The CW
The CW

Alex is always going to want kids. No matter how hard she tries, she can’t turn that off. It’s actually very mature and smart, even though it hurts a hell of a lot, for both women to realize that they shouldn’t push the other into any decision they may one day regret. Regrets are not a healthy thing to have, and if Maggie or Alex would’ve agreed to go against their true feelings it most likely would’ve led to them resenting each other down the road. Once resentment enters the equation, a relationship is pretty much doomed from there on out. Sacrifices must always be made in relationships, but here it felt like if either woman gave in it would’ve been too big and just led to trouble down the road.

The reasoning behind this breakup was further proof of the love that existed, and still does, between them and how much they truly meant to each other. They changed each other and made each other better people as a result. While difficult in the moment, I am still hopeful for the future given these two left one another on such a loving, respectful note.

Alex: “I didn’t know I had it in me to be happy. Or to be accepting of myself. I never would’ve gotten here without you.”

Maggie: “You made me deal with my own stuff. Confront my past. Look at the things I didn’t want to look at. I’m stronger for it. I’m really grateful for you.”

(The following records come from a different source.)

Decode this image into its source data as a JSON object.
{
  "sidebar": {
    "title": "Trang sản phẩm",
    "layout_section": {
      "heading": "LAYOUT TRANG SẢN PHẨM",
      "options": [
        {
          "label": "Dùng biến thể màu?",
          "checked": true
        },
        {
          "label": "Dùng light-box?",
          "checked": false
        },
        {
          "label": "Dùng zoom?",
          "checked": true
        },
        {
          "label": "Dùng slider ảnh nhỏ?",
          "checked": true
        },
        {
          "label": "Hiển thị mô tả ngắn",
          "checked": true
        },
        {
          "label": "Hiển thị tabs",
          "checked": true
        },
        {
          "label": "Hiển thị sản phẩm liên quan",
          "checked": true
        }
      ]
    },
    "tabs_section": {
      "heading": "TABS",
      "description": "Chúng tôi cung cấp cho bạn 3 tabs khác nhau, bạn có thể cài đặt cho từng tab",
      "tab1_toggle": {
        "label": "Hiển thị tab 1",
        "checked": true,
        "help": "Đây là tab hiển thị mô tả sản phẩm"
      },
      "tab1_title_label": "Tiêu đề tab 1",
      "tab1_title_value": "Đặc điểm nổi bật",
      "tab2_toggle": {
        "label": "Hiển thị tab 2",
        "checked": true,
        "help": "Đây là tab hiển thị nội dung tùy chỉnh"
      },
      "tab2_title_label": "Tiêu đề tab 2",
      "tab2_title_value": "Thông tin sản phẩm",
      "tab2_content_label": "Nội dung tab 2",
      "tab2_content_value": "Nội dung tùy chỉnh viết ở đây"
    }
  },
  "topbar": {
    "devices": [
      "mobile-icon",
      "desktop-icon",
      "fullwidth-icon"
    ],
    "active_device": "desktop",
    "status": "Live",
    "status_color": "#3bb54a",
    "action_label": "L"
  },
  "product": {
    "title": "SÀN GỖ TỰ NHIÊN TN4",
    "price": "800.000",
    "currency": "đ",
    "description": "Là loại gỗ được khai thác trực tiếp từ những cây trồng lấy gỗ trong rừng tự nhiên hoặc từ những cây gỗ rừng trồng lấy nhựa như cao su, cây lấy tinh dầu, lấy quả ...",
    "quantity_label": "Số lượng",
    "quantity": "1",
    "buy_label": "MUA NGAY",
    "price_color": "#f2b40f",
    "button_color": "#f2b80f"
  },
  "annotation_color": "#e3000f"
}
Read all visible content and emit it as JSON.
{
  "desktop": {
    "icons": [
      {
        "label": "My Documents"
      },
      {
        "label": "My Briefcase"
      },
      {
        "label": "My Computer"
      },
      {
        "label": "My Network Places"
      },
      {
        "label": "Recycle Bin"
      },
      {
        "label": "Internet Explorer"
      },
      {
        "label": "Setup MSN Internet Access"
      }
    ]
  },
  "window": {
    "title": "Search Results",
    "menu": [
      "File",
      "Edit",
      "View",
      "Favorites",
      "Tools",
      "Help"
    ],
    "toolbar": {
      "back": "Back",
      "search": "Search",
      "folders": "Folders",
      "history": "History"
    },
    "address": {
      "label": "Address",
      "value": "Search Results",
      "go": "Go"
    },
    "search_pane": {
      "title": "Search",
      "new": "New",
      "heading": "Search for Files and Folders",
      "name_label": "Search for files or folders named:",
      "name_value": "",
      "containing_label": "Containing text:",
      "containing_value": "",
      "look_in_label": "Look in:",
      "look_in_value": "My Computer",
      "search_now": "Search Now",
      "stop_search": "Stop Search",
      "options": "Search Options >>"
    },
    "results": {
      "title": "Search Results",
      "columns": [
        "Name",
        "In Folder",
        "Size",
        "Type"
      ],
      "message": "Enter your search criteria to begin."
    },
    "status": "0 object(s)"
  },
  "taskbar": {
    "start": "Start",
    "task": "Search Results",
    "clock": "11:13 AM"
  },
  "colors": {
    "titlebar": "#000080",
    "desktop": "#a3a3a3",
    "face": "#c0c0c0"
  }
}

All of this is not to say that fans don’t have a right to feel upset or sad over Sanvers breaking up. They have every right to those feelings, especially when I struggle to think beyond just Wynonna Earp, The Shannara Chronicles and Carmilla for examples of successful, positive LGBTQ relationships happening on-screen at the moment. That was what Sanvers was for many: an on-screen representation of a loving, respectful, healthy relationship between two women. Because there are so few others like it, Sanvers held significant weight in the lives of many viewers, and the loss of this relationship is one that will be felt more than typical television breakups.

There is a glaring lack of representation on television and more than anything that is what this Sanvers breakup illustrates. How do we make the loss of queer relationships not hurt quite as bad? Simply put, have more of them! Relationships between male and female characters rarely elicit the same passionate and vocal response that queer on screen relationships do because there’s just so many of them for fans to choose from. “Oh, the guy and gal on Show A broke up? No big deal! I still have ‘ships sailing on Show B, C, D, etc., etc.” Queer fans don’t have that luxury. Their on screen losses are bigger, more impactful and have potential for more damage because there are just too few of them.

Sanvers was proof that queer stories matter and they are 100 per cent worth telling. The people they represent matter and deserve to have their stories told just as much as the next person. Both Leigh and Lima have been incredible allies during this journey, realizing the powerful voice that their characters can be for all the LGBTQ fans out there longing to hear their stories told. My hope is that this just proves we can’t stop here. Sanvers’ story may be (temporarily?) halted, but Alex’s journey continues on. Her story matters and should be told, just as each and every person matters and should see themselves represented on screen.

So if you’re hurting over Sanvers today, know that you are not alone. There are many others mourning the loss of this couple and what they represented. Hopefully they have helped illustrate the need for more and more LGBTQ characters and relationships on screen. These characters allow many to know they are not alone in their feelings, help to create better allies or even help someone who is intolerant have a little better understanding. Sanvers did that and I have hope there will be more to follow in their footsteps. Until then, remember to never be afraid of who you are and kiss the girls you want to kiss.


What did you think of Sanvers breakup? Share your thoughts below!

Supergirl airs Mondays at 8 p.m. ET on the CW and Showcase.